(Exercise description)
Find the lines of data that contain the string "使对手的防守减半", then list them.

(Records drawn from a dataset)
──────────

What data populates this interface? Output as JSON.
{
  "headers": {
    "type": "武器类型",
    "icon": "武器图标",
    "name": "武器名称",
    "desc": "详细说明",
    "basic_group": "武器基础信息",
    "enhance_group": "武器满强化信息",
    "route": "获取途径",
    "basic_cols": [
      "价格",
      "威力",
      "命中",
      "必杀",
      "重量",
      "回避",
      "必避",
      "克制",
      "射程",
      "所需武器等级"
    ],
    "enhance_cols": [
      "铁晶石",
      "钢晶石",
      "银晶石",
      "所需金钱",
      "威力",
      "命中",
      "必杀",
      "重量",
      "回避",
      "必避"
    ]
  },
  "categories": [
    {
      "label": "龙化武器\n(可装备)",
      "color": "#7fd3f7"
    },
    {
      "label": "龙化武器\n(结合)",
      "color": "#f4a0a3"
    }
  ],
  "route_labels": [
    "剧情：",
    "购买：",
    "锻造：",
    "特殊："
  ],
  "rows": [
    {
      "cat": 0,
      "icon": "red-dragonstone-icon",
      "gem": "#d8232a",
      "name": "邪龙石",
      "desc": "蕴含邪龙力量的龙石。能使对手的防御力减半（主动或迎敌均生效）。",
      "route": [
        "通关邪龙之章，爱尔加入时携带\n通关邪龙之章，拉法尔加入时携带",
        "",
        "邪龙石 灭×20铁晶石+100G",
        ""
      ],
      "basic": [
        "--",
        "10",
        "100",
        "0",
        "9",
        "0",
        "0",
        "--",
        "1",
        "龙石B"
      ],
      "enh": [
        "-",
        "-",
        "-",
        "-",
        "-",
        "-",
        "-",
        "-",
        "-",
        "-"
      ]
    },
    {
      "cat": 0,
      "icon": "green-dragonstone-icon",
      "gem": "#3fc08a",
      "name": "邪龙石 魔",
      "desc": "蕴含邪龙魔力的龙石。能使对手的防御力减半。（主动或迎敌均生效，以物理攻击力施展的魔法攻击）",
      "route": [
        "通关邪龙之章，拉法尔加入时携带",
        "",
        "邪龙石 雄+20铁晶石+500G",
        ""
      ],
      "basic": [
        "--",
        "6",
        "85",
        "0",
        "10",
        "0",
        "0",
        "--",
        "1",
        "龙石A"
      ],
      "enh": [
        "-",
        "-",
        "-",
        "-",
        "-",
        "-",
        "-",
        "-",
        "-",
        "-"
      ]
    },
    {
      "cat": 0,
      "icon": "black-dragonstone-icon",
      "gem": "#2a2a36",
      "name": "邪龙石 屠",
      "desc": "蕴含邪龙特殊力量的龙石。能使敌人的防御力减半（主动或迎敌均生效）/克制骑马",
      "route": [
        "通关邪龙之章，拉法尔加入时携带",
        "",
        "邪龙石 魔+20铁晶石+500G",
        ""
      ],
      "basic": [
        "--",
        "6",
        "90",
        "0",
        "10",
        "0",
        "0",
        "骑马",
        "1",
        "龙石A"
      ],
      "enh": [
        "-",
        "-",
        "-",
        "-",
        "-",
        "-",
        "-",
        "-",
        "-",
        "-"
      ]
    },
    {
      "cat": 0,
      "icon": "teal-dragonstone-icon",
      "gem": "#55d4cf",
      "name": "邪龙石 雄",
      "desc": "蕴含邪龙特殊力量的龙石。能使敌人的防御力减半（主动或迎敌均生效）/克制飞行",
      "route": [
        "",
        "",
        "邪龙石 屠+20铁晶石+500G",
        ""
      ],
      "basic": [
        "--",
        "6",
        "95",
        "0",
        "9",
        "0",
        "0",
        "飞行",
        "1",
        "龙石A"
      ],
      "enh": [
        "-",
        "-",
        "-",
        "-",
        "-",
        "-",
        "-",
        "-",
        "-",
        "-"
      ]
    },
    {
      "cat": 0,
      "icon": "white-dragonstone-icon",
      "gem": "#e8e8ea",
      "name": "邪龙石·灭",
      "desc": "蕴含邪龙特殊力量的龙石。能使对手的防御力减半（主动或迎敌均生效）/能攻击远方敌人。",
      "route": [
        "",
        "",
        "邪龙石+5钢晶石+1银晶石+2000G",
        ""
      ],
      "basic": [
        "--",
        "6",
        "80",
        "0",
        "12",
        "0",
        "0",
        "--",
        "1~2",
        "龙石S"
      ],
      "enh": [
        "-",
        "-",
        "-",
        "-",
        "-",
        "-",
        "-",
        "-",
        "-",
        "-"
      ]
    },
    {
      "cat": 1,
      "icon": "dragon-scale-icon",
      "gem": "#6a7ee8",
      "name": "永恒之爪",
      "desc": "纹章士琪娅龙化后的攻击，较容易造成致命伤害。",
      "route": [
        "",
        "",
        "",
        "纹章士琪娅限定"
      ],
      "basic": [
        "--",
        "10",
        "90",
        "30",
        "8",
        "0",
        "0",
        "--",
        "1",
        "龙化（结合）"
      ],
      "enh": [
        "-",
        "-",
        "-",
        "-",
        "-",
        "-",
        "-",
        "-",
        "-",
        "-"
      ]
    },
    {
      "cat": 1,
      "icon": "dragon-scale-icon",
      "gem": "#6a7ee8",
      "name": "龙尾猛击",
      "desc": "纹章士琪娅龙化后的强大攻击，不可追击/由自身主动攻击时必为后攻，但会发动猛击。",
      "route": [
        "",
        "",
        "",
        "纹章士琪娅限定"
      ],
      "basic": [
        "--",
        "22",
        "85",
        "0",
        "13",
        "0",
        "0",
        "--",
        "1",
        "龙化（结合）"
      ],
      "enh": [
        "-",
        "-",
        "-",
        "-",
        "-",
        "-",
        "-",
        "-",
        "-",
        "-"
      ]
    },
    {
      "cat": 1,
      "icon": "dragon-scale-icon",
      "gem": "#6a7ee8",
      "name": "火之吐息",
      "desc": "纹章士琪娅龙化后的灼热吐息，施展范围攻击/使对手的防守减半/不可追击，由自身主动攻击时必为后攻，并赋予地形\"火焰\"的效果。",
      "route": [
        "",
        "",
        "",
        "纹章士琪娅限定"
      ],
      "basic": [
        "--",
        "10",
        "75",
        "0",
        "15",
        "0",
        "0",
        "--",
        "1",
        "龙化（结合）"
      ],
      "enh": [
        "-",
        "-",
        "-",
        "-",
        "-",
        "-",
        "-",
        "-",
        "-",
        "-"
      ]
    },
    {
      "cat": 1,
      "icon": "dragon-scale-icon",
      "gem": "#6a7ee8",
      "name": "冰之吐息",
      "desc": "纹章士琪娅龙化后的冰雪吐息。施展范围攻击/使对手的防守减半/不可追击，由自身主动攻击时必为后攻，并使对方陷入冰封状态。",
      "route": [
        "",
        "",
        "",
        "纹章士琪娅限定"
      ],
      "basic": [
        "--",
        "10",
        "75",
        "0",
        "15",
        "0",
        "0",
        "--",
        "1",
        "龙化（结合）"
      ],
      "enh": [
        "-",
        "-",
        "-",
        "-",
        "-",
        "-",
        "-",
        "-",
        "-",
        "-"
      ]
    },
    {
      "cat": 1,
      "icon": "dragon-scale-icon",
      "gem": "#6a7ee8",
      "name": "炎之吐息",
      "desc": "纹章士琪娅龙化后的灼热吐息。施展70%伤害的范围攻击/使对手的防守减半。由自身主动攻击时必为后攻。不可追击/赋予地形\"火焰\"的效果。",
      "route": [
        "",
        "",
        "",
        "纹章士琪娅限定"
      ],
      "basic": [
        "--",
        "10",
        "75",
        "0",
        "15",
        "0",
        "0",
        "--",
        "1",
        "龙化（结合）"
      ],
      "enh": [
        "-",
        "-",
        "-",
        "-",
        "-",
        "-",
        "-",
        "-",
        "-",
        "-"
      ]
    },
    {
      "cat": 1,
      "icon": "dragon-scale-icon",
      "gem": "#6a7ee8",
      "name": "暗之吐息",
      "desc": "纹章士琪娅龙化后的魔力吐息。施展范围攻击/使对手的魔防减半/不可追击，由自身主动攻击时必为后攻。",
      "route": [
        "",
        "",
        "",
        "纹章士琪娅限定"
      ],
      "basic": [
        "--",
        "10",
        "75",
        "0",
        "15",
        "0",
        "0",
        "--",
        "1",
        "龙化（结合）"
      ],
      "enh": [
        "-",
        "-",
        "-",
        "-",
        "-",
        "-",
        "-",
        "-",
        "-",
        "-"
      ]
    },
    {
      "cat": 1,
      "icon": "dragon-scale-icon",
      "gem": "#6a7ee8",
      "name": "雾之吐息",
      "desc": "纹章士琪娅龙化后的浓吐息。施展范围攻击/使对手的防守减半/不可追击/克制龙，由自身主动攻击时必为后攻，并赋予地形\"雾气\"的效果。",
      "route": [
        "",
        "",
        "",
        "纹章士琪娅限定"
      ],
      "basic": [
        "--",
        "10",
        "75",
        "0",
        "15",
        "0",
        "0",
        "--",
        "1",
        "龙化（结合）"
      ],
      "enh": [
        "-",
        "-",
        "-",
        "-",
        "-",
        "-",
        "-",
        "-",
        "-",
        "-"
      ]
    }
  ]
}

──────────

(Solution to this problem)
      "desc": "纹章士琪娅龙化后的灼热吐息，施展范围攻击/使对手的防守减半/不可追击，由自身主动攻击时必为后攻，并赋予地形\"火焰\"的效果。",
      "desc": "纹章士琪娅龙化后的冰雪吐息。施展范围攻击/使对手的防守减半/不可追击，由自身主动攻击时必为后攻，并使对方陷入冰封状态。",
      "desc": "纹章士琪娅龙化后的灼热吐息。施展70%伤害的范围攻击/使对手的防守减半。由自身主动攻击时必为后攻。不可追击/赋予地形\"火焰\"的效果。",
      "desc": "纹章士琪娅龙化后的浓吐息。施展范围攻击/使对手的防守减半/不可追击/克制龙，由自身主动攻击时必为后攻，并赋予地形\"雾气\"的效果。",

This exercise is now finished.